Of course our neighborhood was quiet, as those attacks are focused on specific areas these days, unlike last year, but we could hear everything, the echo coming in our direction through the Wadi. I have tragi comic pictures in my mind… confusion in the midst of chaos: for over an hour trying to locate my sister, with the mobile phone system going haywire and not being able to find her, and finally her arriving to the safety of our house. She ended up staying overnight as she could not get to her house, worrying about the army going in there and destroying things, as she lives near the Muqata’a, where Abu Ammar resides. My mother, 82 years old, did not know we could not find our sister, so she was happily watching Jazeera as if it were an exciting film, not her reality .. she now has this ability to block things out , as last year, she would almost collapse every time something like this happens. This blocking mechanism turns out to be very useful not only for her, but for us as well, as we can attend to other things. The frantic neighbor ringing our bell during curfew, having taken the risk to seek Mustafa and the UPMRC ambulances to get her son and others out of a building located in the midst of the shooting , she cried and made me cry. Mustafa was not there, and the ambulance tried to get to the building several times to get people out but was shot at. Me finally being able to catch the son on the phone, an engineering student at BZU, and he feeling indignant about his mother’s behavior and telling me that there were 50 people stuck up there and that he was like everyone else! What a shower that was. Then trying to find out what happened to our tuesday night choir practice, and finding out that the conductor, who has MS and walks with the help of a walker and her sister, along with the piano player and our organizer, Gabi Baramki, had not managed to hear the news and headed towards the practice hall, only to be met by pointed guns and jeeps all over… they managed to get back, to the edge of town, where they live, only to find hysterical people at one of the shopping centers ( Plaza) completing their last provisions exercise before the curfew got to them… Gabi said that the carts were so full he had not seen something like this for a while. And then I remembered Dia, our 13 year old, who, like her grandmother, just managed to escape this reality by chatting on the internet, very calmly, so I left her there in order not to disrupt the serenity.
The curfew is over this morning, but you should have seen downtown Ramallah.
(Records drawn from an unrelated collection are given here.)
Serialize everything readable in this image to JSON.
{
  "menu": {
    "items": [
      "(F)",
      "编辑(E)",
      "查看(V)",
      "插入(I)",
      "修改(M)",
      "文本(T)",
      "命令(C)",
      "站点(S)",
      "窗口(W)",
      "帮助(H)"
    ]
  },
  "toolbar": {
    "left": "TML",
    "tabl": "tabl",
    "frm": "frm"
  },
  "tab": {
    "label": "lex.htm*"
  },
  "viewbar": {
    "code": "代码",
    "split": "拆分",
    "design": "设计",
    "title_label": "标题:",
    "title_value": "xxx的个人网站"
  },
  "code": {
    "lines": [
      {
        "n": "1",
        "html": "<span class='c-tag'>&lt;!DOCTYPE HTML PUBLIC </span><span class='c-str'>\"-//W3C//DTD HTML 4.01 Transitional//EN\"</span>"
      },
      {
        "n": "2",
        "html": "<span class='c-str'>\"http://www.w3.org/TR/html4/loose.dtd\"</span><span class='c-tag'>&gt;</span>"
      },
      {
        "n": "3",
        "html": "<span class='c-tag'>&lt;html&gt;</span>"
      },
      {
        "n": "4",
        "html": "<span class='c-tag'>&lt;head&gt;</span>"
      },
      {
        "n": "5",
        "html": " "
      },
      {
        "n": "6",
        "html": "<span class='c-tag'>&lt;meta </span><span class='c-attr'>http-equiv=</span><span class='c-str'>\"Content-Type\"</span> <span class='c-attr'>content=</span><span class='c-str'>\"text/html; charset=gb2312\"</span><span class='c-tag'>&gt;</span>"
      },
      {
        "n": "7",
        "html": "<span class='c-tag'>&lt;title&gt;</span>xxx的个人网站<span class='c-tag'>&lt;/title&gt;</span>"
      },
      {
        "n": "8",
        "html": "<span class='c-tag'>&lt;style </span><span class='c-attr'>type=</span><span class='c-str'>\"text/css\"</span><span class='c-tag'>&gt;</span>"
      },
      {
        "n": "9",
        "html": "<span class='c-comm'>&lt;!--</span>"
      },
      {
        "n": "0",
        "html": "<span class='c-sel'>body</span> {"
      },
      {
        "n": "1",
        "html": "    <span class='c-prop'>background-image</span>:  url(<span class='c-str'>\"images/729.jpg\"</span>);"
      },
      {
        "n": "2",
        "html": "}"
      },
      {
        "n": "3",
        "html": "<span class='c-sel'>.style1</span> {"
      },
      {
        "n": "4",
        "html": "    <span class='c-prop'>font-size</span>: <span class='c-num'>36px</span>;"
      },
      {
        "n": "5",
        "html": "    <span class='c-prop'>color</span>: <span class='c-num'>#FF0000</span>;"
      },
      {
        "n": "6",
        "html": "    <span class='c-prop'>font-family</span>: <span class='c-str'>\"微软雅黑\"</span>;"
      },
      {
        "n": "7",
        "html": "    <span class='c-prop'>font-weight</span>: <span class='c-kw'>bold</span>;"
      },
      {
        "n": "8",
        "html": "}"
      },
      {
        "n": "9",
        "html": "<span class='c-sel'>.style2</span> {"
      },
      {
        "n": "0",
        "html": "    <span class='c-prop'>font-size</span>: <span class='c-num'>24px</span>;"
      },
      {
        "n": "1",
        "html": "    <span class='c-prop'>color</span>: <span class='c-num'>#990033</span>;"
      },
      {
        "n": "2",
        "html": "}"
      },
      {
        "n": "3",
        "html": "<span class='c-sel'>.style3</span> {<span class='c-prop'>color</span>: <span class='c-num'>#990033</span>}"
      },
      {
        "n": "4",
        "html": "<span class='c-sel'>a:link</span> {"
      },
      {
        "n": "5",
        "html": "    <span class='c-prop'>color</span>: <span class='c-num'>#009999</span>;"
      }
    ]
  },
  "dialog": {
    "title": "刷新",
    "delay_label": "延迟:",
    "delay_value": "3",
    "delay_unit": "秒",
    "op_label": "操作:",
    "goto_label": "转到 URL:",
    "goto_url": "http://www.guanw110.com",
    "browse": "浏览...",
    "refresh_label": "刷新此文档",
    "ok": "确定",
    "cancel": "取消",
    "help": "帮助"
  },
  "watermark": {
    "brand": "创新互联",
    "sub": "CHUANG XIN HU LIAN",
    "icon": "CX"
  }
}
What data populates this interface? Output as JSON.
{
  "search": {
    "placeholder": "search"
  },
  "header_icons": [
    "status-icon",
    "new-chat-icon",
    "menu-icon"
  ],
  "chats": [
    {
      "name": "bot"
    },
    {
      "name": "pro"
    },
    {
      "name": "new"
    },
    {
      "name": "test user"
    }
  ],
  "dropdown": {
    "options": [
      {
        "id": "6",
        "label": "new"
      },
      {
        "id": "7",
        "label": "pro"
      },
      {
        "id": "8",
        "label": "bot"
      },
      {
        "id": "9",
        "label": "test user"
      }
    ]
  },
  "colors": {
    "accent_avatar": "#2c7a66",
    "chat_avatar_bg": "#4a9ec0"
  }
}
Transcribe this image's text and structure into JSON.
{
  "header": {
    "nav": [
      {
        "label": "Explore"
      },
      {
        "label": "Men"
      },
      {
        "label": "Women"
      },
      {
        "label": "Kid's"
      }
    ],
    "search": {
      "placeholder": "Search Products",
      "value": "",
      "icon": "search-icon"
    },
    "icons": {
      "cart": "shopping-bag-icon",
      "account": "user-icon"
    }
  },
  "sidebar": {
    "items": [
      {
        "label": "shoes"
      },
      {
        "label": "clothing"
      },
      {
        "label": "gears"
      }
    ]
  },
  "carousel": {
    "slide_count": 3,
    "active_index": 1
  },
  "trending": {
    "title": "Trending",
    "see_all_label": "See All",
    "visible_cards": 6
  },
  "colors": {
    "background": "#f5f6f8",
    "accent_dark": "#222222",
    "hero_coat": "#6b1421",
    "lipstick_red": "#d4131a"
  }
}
I am not even sure how I can describe people’s reactions, but perhaps stoic is the best description.